*** Data shown

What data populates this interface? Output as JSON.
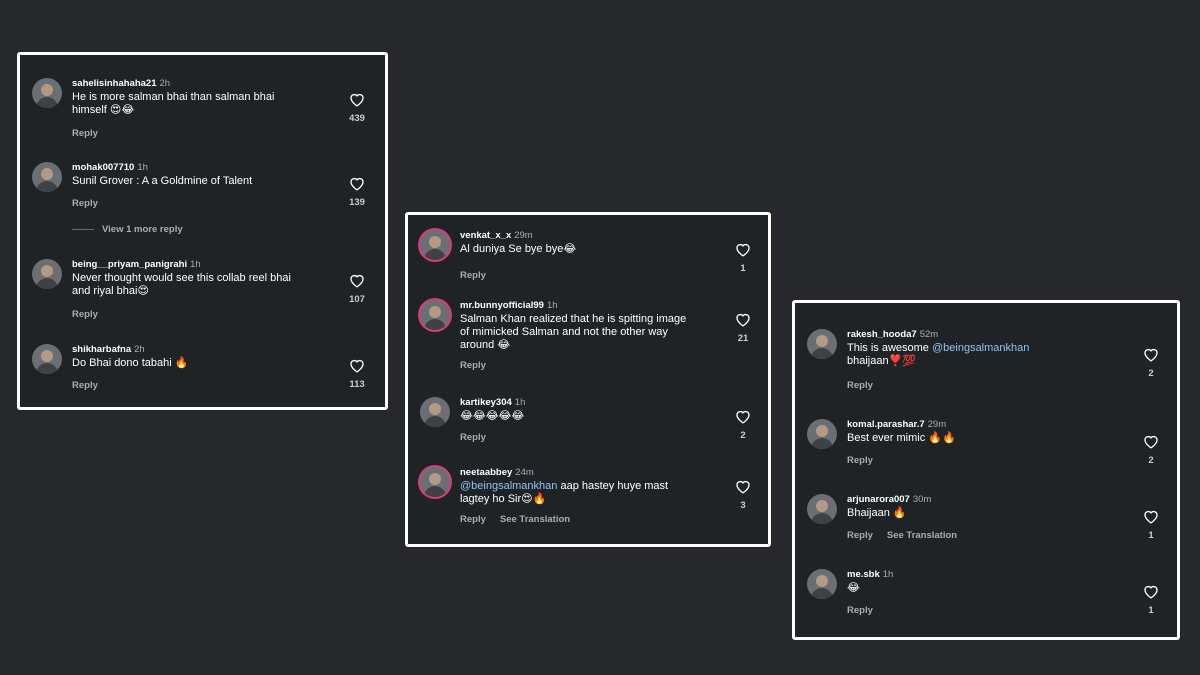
{
  "panels": [
    {
      "comments": [
        {
          "username": "sahelisinhahaha21",
          "time": "2h",
          "text": "He is more salman bhai than salman bhai himself 😍😂",
          "reply": "Reply",
          "likes": "439"
        },
        {
          "username": "mohak007710",
          "time": "1h",
          "text": "Sunil Grover : A a Goldmine of Talent",
          "reply": "Reply",
          "likes": "139",
          "more_replies": "View 1 more reply"
        },
        {
          "username": "being__priyam_panigrahi",
          "time": "1h",
          "text": "Never thought would see this collab reel bhai and riyal bhai😍",
          "reply": "Reply",
          "likes": "107"
        },
        {
          "username": "shikharbafna",
          "time": "2h",
          "text": "Do Bhai dono tabahi 🔥",
          "reply": "Reply",
          "likes": "113"
        }
      ]
    },
    {
      "comments": [
        {
          "username": "venkat_x_x",
          "time": "29m",
          "text": "Al duniya Se bye bye😂",
          "reply": "Reply",
          "likes": "1"
        },
        {
          "username": "mr.bunnyofficial99",
          "time": "1h",
          "text": "Salman Khan realized that he is spitting image of mimicked Salman and not the other way around 😂",
          "reply": "Reply",
          "likes": "21"
        },
        {
          "username": "kartikey304",
          "time": "1h",
          "text": "😂😂😂😂😂",
          "reply": "Reply",
          "likes": "2"
        },
        {
          "username": "neetaabbey",
          "time": "24m",
          "mention": "@beingsalmankhan",
          "text": " aap hastey huye mast lagtey ho Sir😍🔥",
          "reply": "Reply",
          "see_translation": "See Translation",
          "likes": "3"
        }
      ]
    },
    {
      "comments": [
        {
          "username": "rakesh_hooda7",
          "time": "52m",
          "text": "This is awesome ",
          "mention": "@beingsalmankhan",
          "text_after": " bhaijaan❣️💯",
          "reply": "Reply",
          "likes": "2"
        },
        {
          "username": "komal.parashar.7",
          "time": "29m",
          "text": "Best ever mimic 🔥🔥",
          "reply": "Reply",
          "likes": "2"
        },
        {
          "username": "arjunarora007",
          "time": "30m",
          "text": "Bhaijaan 🔥",
          "reply": "Reply",
          "see_translation": "See Translation",
          "likes": "1"
        },
        {
          "username": "me.sbk",
          "time": "1h",
          "text": "😂",
          "reply": "Reply",
          "likes": "1"
        }
      ]
    }
  ],
  "icons": {
    "like": "heart-outline-icon",
    "avatar": "user-avatar"
  },
  "colors": {
    "background": "#26282b",
    "panel": "#1f2326",
    "mention": "#8fc3f7",
    "border": "#ffffff"
  }
}
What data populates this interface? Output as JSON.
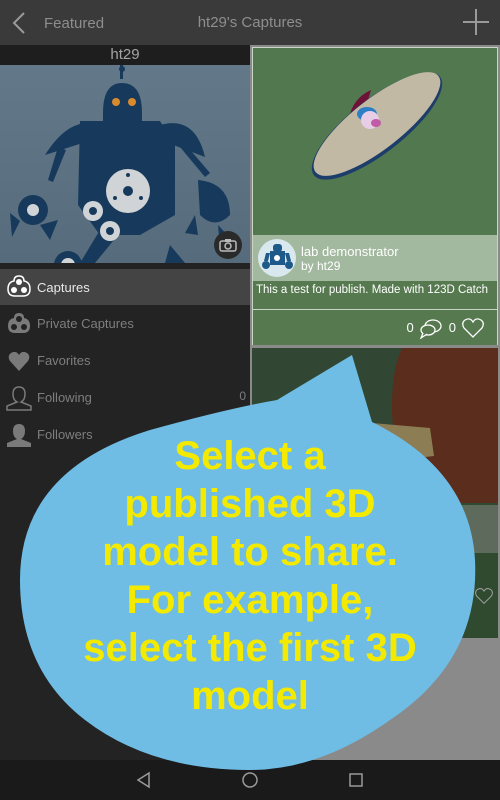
{
  "topbar": {
    "back_label": "Featured",
    "title": "ht29's Captures",
    "add_icon": "plus-icon",
    "back_icon": "chevron-left-icon"
  },
  "profile": {
    "username": "ht29",
    "camera_icon": "camera-icon"
  },
  "menu": {
    "items": [
      {
        "label": "Captures",
        "icon": "captures-icon",
        "active": true
      },
      {
        "label": "Private Captures",
        "icon": "private-captures-icon",
        "active": false
      },
      {
        "label": "Favorites",
        "icon": "heart-icon",
        "active": false
      },
      {
        "label": "Following",
        "icon": "person-outline-icon",
        "active": false,
        "count": "0"
      },
      {
        "label": "Followers",
        "icon": "person-icon",
        "active": false
      }
    ]
  },
  "cards": [
    {
      "title": "lab demonstrator",
      "author": "by ht29",
      "description": "This a test for publish. Made with 123D Catch",
      "comments": "0",
      "likes": "0"
    }
  ],
  "overlay": {
    "lines": [
      "Select a",
      "published 3D",
      "model to share.",
      "For example,",
      "select the first 3D",
      "model"
    ],
    "bubble_color": "#6fbde4",
    "text_color": "#f4ea00"
  },
  "navbar": {
    "back": "nav-back-icon",
    "home": "nav-home-icon",
    "recents": "nav-recents-icon"
  }
}
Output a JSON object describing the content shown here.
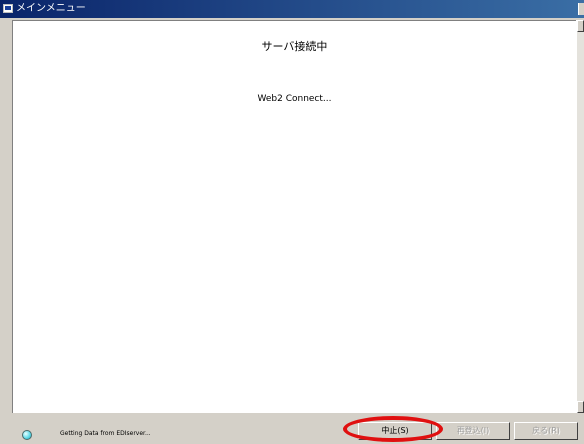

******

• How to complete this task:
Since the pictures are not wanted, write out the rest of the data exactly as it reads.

• Exercise answer:
What data populates this interface? Output as JSON.
{
  "panels": [
    {
      "comments": [
        {
          "username": "sahelisinhahaha21",
          "time": "2h",
          "text": "He is more salman bhai than salman bhai himself 😍😂",
          "reply": "Reply",
          "likes": "439"
        },
        {
          "username": "mohak007710",
          "time": "1h",
          "text": "Sunil Grover : A a Goldmine of Talent",
          "reply": "Reply",
          "likes": "139",
          "more_replies": "View 1 more reply"
        },
        {
          "username": "being__priyam_panigrahi",
          "time": "1h",
          "text": "Never thought would see this collab reel bhai and riyal bhai😍",
          "reply": "Reply",
          "likes": "107"
        },
        {
          "username": "shikharbafna",
          "time": "2h",
          "text": "Do Bhai dono tabahi 🔥",
          "reply": "Reply",
          "likes": "113"
        }
      ]
    },
    {
      "comments": [
        {
          "username": "venkat_x_x",
          "time": "29m",
          "text": "Al duniya Se bye bye😂",
          "reply": "Reply",
          "likes": "1"
        },
        {
          "username": "mr.bunnyofficial99",
          "time": "1h",
          "text": "Salman Khan realized that he is spitting image of mimicked Salman and not the other way around 😂",
          "reply": "Reply",
          "likes": "21"
        },
        {
          "username": "kartikey304",
          "time": "1h",
          "text": "😂😂😂😂😂",
          "reply": "Reply",
          "likes": "2"
        },
        {
          "username": "neetaabbey",
          "time": "24m",
          "mention": "@beingsalmankhan",
          "text": " aap hastey huye mast lagtey ho Sir😍🔥",
          "reply": "Reply",
          "see_translation": "See Translation",
          "likes": "3"
        }
      ]
    },
    {
      "comments": [
        {
          "username": "rakesh_hooda7",
          "time": "52m",
          "text": "This is awesome ",
          "mention": "@beingsalmankhan",
          "text_after": " bhaijaan❣️💯",
          "reply": "Reply",
          "likes": "2"
        },
        {
          "username": "komal.parashar.7",
          "time": "29m",
          "text": "Best ever mimic 🔥🔥",
          "reply": "Reply",
          "likes": "2"
        },
        {
          "username": "arjunarora007",
          "time": "30m",
          "text": "Bhaijaan 🔥",
          "reply": "Reply",
          "see_translation": "See Translation",
          "likes": "1"
        },
        {
          "username": "me.sbk",
          "time": "1h",
          "text": "😂",
          "reply": "Reply",
          "likes": "1"
        }
      ]
    }
  ],
  "icons": {
    "like": "heart-outline-icon",
    "avatar": "user-avatar"
  },
  "colors": {
    "background": "#26282b",
    "panel": "#1f2326",
    "mention": "#8fc3f7",
    "border": "#ffffff"
  }
}
What data populates this interface? Output as JSON.
{
  "topbar": {
    "back_label": "Featured",
    "title": "ht29's Captures",
    "add_icon": "plus-icon",
    "back_icon": "chevron-left-icon"
  },
  "profile": {
    "username": "ht29",
    "camera_icon": "camera-icon"
  },
  "menu": {
    "items": [
      {
        "label": "Captures",
        "icon": "captures-icon",
        "active": true
      },
      {
        "label": "Private Captures",
        "icon": "private-captures-icon",
        "active": false
      },
      {
        "label": "Favorites",
        "icon": "heart-icon",
        "active": false
      },
      {
        "label": "Following",
        "icon": "person-outline-icon",
        "active": false,
        "count": "0"
      },
      {
        "label": "Followers",
        "icon": "person-icon",
        "active": false
      }
    ]
  },
  "cards": [
    {
      "title": "lab demonstrator",
      "author": "by ht29",
      "description": "This a test for publish. Made with 123D Catch",
      "comments": "0",
      "likes": "0"
    }
  ],
  "overlay": {
    "lines": [
      "Select a",
      "published 3D",
      "model to share.",
      "For example,",
      "select the first 3D",
      "model"
    ],
    "bubble_color": "#6fbde4",
    "text_color": "#f4ea00"
  },
  "navbar": {
    "back": "nav-back-icon",
    "home": "nav-home-icon",
    "recents": "nav-recents-icon"
  }
}
Output a JSON object describing the content shown here.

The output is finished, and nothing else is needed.